But I had made a pact to enjoy this race, so I distracted myself with the race ridiculousness. Luckily, River Drive offered up a few of my favorite mile stations.
First up was “Margaritaville,” where the local Parrothead Club was handing out leis whilst blasting Jimmy Buffett. Sing it, Coral Reefers!
Next, we reached the “Royal Tea” station, where they were wearing crowns and handing out cups of tea. Don’t mind if I do!
And at mile 12, we hit the Chippendale’s mile marker. When I saw “Chippendale’s” as a mile theme in the race pamphlet, I was fully prepared to go into a full-blown feminist rage about equality for BOTH genders, expecting to see half-dressed men in bow ties handing out water. What ACTUALLY greeted us at mile 12 was a group of middle-aged men and women, wearing T-shirts with muscles drawn on them, handing out chocolate chip cookies. OK, now that’s funny. In fact, it was my favorite fuel station.

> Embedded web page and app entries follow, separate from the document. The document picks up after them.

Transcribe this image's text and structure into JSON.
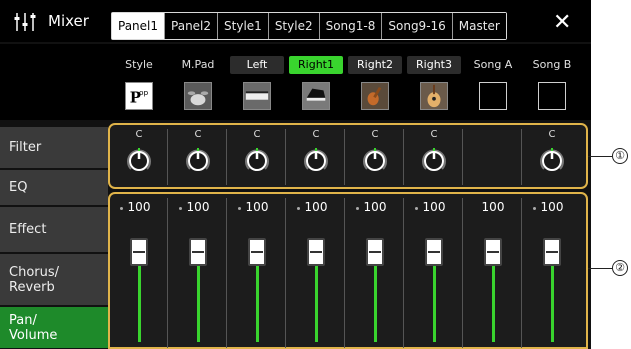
{
  "header": {
    "title": "Mixer",
    "tabs": [
      {
        "label": "Panel1",
        "active": true
      },
      {
        "label": "Panel2"
      },
      {
        "label": "Style1"
      },
      {
        "label": "Style2"
      },
      {
        "label": "Song1-8"
      },
      {
        "label": "Song9-16"
      },
      {
        "label": "Master"
      }
    ],
    "close_label": "✕"
  },
  "channels": [
    {
      "label": "Style",
      "style": "plain",
      "voice_icon": "pop-style-icon",
      "pan": "C",
      "volume": "100",
      "show_knob": true
    },
    {
      "label": "M.Pad",
      "style": "plain",
      "voice_icon": "drum-kit-icon",
      "pan": "C",
      "volume": "100",
      "show_knob": true
    },
    {
      "label": "Left",
      "style": "boxed",
      "voice_icon": "keyboard-icon",
      "pan": "C",
      "volume": "100",
      "show_knob": true
    },
    {
      "label": "Right1",
      "style": "active",
      "voice_icon": "grand-piano-icon",
      "pan": "C",
      "volume": "100",
      "show_knob": true
    },
    {
      "label": "Right2",
      "style": "boxed",
      "voice_icon": "violin-icon",
      "pan": "C",
      "volume": "100",
      "show_knob": true
    },
    {
      "label": "Right3",
      "style": "boxed",
      "voice_icon": "acoustic-guitar-icon",
      "pan": "C",
      "volume": "100",
      "show_knob": true
    },
    {
      "label": "Song A",
      "style": "plain",
      "voice_icon": "empty-voice-icon",
      "pan": "",
      "volume": "100",
      "show_knob": false
    },
    {
      "label": "Song B",
      "style": "plain",
      "voice_icon": "empty-voice-icon",
      "pan": "C",
      "volume": "100",
      "show_knob": true
    }
  ],
  "sidebar": {
    "items": [
      {
        "label": "Filter",
        "active": false
      },
      {
        "label": "EQ",
        "active": false
      },
      {
        "label": "Effect",
        "active": false
      },
      {
        "label": "Chorus/\nReverb",
        "active": false
      },
      {
        "label": "Pan/\nVolume",
        "active": true
      }
    ]
  },
  "callouts": [
    "①",
    "②"
  ],
  "colors": {
    "accent_green": "#39d42e",
    "panel_border": "#e0b44a",
    "active_sidebar": "#1e8a2a"
  }
}
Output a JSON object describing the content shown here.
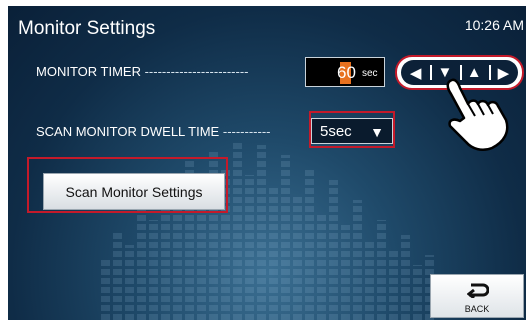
{
  "header": {
    "title": "Monitor Settings",
    "time": "10:26 AM"
  },
  "monitor_timer": {
    "label": "MONITOR TIMER",
    "dashes": "------------------------",
    "value": "60",
    "unit": "sec",
    "buttons": {
      "left": "◀",
      "down": "▼",
      "up": "▲",
      "right": "▶"
    }
  },
  "dwell_time": {
    "label": "SCAN MONITOR DWELL TIME",
    "dashes": "-----------",
    "selected": "5sec",
    "caret": "▼"
  },
  "scan_button": {
    "label": "Scan Monitor Settings"
  },
  "back_button": {
    "label": "BACK"
  },
  "colors": {
    "highlight_red": "#c41a2a",
    "value_accent": "#e8711f",
    "background": "#1f4a6a"
  },
  "icons": [
    "left-arrow-icon",
    "down-arrow-icon",
    "up-arrow-icon",
    "right-arrow-icon",
    "pointing-hand-icon",
    "back-arrow-icon",
    "dropdown-caret-icon"
  ]
}
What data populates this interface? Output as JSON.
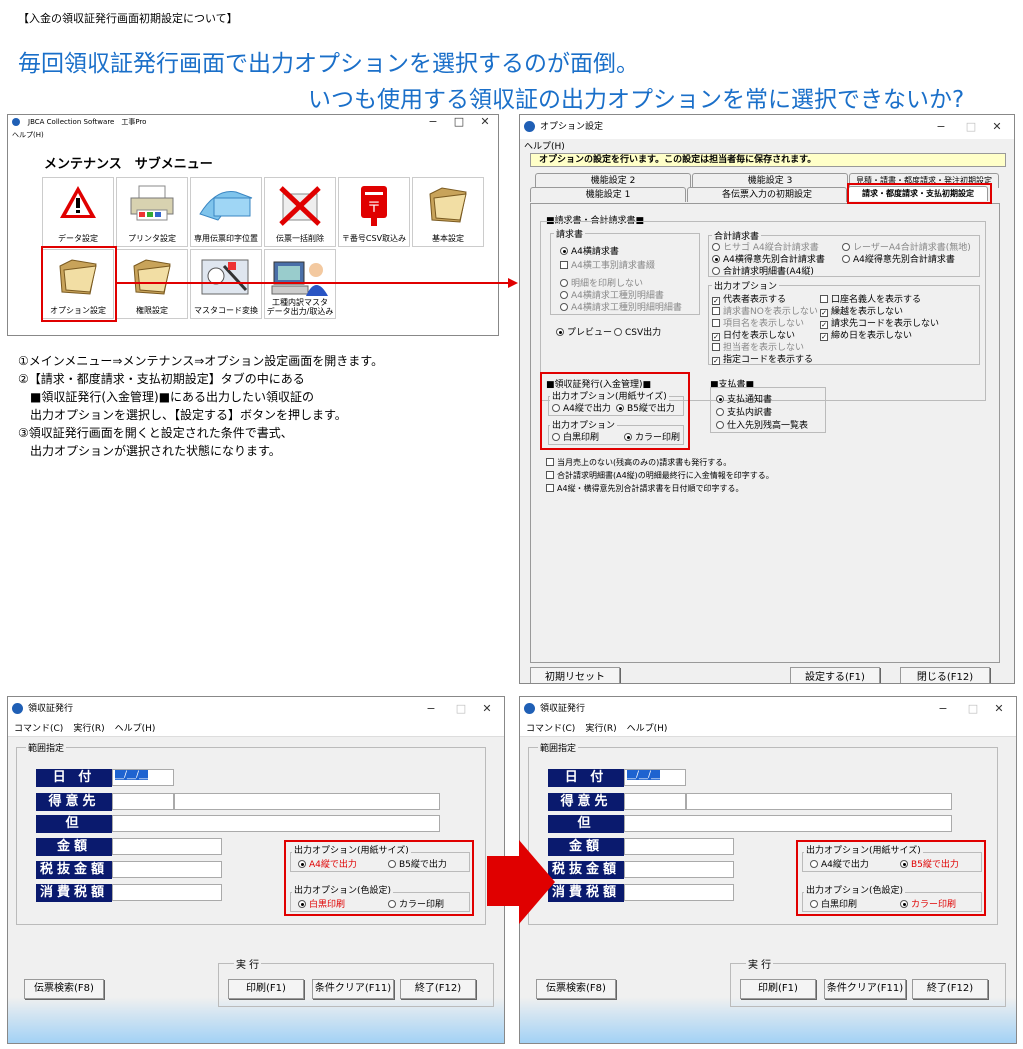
{
  "header": {
    "top_note": "【入金の領収証発行画面初期設定について】",
    "headline1": "毎回領収証発行画面で出力オプションを選択するのが面倒。",
    "headline2": "いつも使用する領収証の出力オプションを常に選択できないか?"
  },
  "colors": {
    "headline": "#1a6fc9",
    "highlight": "#e00000",
    "navy": "#0a1a6e"
  },
  "main_window": {
    "title": "JBCA Collection Software　工事Pro",
    "menu": "ヘルプ(H)",
    "heading": "メンテナンス　サブメニュー",
    "icons": [
      {
        "label": "データ設定",
        "icon": "warning-icon"
      },
      {
        "label": "プリンタ設定",
        "icon": "printer-icon"
      },
      {
        "label": "専用伝票印字位置",
        "icon": "forms-icon"
      },
      {
        "label": "伝票一括削除",
        "icon": "delete-x-icon"
      },
      {
        "label": "〒番号CSV取込み",
        "icon": "postbox-icon"
      },
      {
        "label": "基本設定",
        "icon": "folder-icon"
      },
      {
        "label": "オプション設定",
        "icon": "folder-icon"
      },
      {
        "label": "権限設定",
        "icon": "folder-icon"
      },
      {
        "label": "マスタコード変換",
        "icon": "tools-icon"
      },
      {
        "label": "工種内訳マスタ",
        "label2": "データ出力/取込み",
        "icon": "computer-user-icon"
      }
    ]
  },
  "instructions": [
    "①メインメニュー⇒メンテナンス⇒オプション設定画面を開きます。",
    "②【請求・都度請求・支払初期設定】タブの中にある",
    "　■領収証発行(入金管理)■にある出力したい領収証の",
    "　出力オプションを選択し、【設定する】ボタンを押します。",
    "③領収証発行画面を開くと設定された条件で書式、",
    "　出力オプションが選択された状態になります。"
  ],
  "options_window": {
    "title": "オプション設定",
    "menu": "ヘルプ(H)",
    "notice": "オプションの設定を行います。この設定は担当者毎に保存されます。",
    "tabs_row1": [
      "機能設定 2",
      "機能設定 3",
      "見積・請書・都度請求・発注初期設定"
    ],
    "tabs_row2": [
      "機能設定 1",
      "各伝票入力の初期設定",
      "請求・都度請求・支払初期設定"
    ],
    "group_main": "■請求書・合計請求書■",
    "seikyusho": {
      "title": "請求書",
      "items": [
        "A4横請求書",
        "A4横工事別請求書綴",
        "明細を印刷しない",
        "A4横請求工種別明細書",
        "A4横請求工種別明細明細書"
      ]
    },
    "gokei": {
      "title": "合計請求書",
      "items": [
        "ヒサゴ A4縦合計請求書",
        "レーザーA4合計請求書(無地)",
        "A4横得意先別合計請求書",
        "A4縦得意先別合計請求書",
        "合計請求明細書(A4縦)"
      ]
    },
    "output_opts": {
      "title": "出力オプション",
      "left": [
        "代表者表示する",
        "請求書NOを表示しない",
        "項目名を表示しない",
        "日付を表示しない",
        "担当者を表示しない",
        "指定コードを表示する"
      ],
      "right": [
        "口座名義人を表示する",
        "繰越を表示しない",
        "請求先コードを表示しない",
        "締め日を表示しない"
      ]
    },
    "preview": "プレビュー",
    "csv": "CSV出力",
    "ryoshu": {
      "title": "■領収証発行(入金管理)■",
      "size_title": "出力オプション(用紙サイズ)",
      "size_a4": "A4縦で出力",
      "size_b5": "B5縦で出力",
      "color_title": "出力オプション",
      "mono": "白黒印刷",
      "color": "カラー印刷"
    },
    "shiharai": {
      "title": "■支払書■",
      "items": [
        "支払通知書",
        "支払内訳書",
        "仕入先別残高一覧表"
      ]
    },
    "checks": [
      "当月売上のない(残高のみの)請求書も発行する。",
      "合計請求明細書(A4縦)の明細最終行に入金情報を印字する。",
      "A4縦・横得意先別合計請求書を日付順で印字する。"
    ],
    "buttons": [
      "初期リセット",
      "設定する(F1)",
      "閉じる(F12)"
    ]
  },
  "receipt_windows": [
    {
      "title": "領収証発行",
      "menu": [
        "コマンド(C)",
        "実行(R)",
        "ヘルプ(H)"
      ],
      "range": "範囲指定",
      "fields": [
        "日 付",
        "得意先",
        "但",
        "金額",
        "税抜金額",
        "消費税額"
      ],
      "date_value": "__/__/__",
      "size_title": "出力オプション(用紙サイズ)",
      "size_a4": "A4縦で出力",
      "size_b5": "B5縦で出力",
      "color_title": "出力オプション(色設定)",
      "mono": "白黒印刷",
      "color": "カラー印刷",
      "exec": "実 行",
      "buttons": [
        "伝票検索(F8)",
        "印刷(F1)",
        "条件クリア(F11)",
        "終了(F12)"
      ],
      "selected_size": "A4",
      "selected_color": "mono"
    },
    {
      "title": "領収証発行",
      "menu": [
        "コマンド(C)",
        "実行(R)",
        "ヘルプ(H)"
      ],
      "range": "範囲指定",
      "fields": [
        "日 付",
        "得意先",
        "但",
        "金額",
        "税抜金額",
        "消費税額"
      ],
      "date_value": "__/__/__",
      "size_title": "出力オプション(用紙サイズ)",
      "size_a4": "A4縦で出力",
      "size_b5": "B5縦で出力",
      "color_title": "出力オプション(色設定)",
      "mono": "白黒印刷",
      "color": "カラー印刷",
      "exec": "実 行",
      "buttons": [
        "伝票検索(F8)",
        "印刷(F1)",
        "条件クリア(F11)",
        "終了(F12)"
      ],
      "selected_size": "B5",
      "selected_color": "color"
    }
  ]
}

The Finishing Stretch: What goes down, must go up. And, since we’d been running down on the river for a handful of miles, there was a bit of a climb to come back into the city. I was completely tanked and just trying to get one foot in front of the other to finish this thing. Just then, Bad Angel Kelly whizzed by us and flashed her horns. Since I knew she was aiming for a 2:30 finish time and was blowing by us at mile 11, I also knew she was well on her way to a big-time PR. Rock on, Kelly!
Then, Tessa started scoping out people we could pick off before we finished. We cruised by crampy-crying lady and long-religious-skirt girl before we hit the finishing stretch. It was the first time I noticed the wind all day, and it felt pretty good, even if it was working against us.
The crowd was cheering, a glee-club was singing and when we crossed the finish line, military guys in full uniform placed medals around our necks. Very classy. So classy that I teared up as Tessa gave me a high-five and a huge hug. I glanced down at my watch and realized that Tessa had also PR’ed — and by a solid 8 minutes. Not a bad day at the races at all.
The After Party: The After Party was pretty awesome. Unlike most overly-crowded race parties with long lines for the good goodies, the Queen Bee Race Party had a plethora of easily-accessible presents. There were chocolate-covered strawberries, mimosas, Skyline three-ways, a medal-engraving station and even race-themed flip flops. The band was rockin’ (albeit a little too loud for this old lady) on the outdoor stage, and everywhere I looked, I saw groups of girlfriends with smiles from ear-to-ear.
Final Thoughts: Nearly everything about this race surpassed my expectations. For all of my fears about the female theme feeling condescending, the Queen Bee managed to find a way to make it all feel empowering, fun and inspirational. From Rosie Red at the starting line to a sunflower for every runner at the finish line, I thoroughly enjoyed everything about this race.
And since the race itself was geared toward female camaraderie, this recap would not be complete without mentioning that it allowed me to spend a couple of hours (which is hard to find with kids and jobs and distance and families) with one of my best friends in the whole wide world. And while Tessa keeps thanking me for helping her get through training and to the start line, it was she who helped me through the end of the race and to the finish line. But after all, isn’t that what friends are for? — Aidz
“Daydream Believer” by The Chipmunks
I know. I, too, had my doubts when a friend selected it for my Chicago Marathon playlist as part of my song-for-a-donation deal. But when it came on about mile 6, I was fully on board. So silly, so damn catchy, so upbeat; the perfect recipe for a good running song. — Mags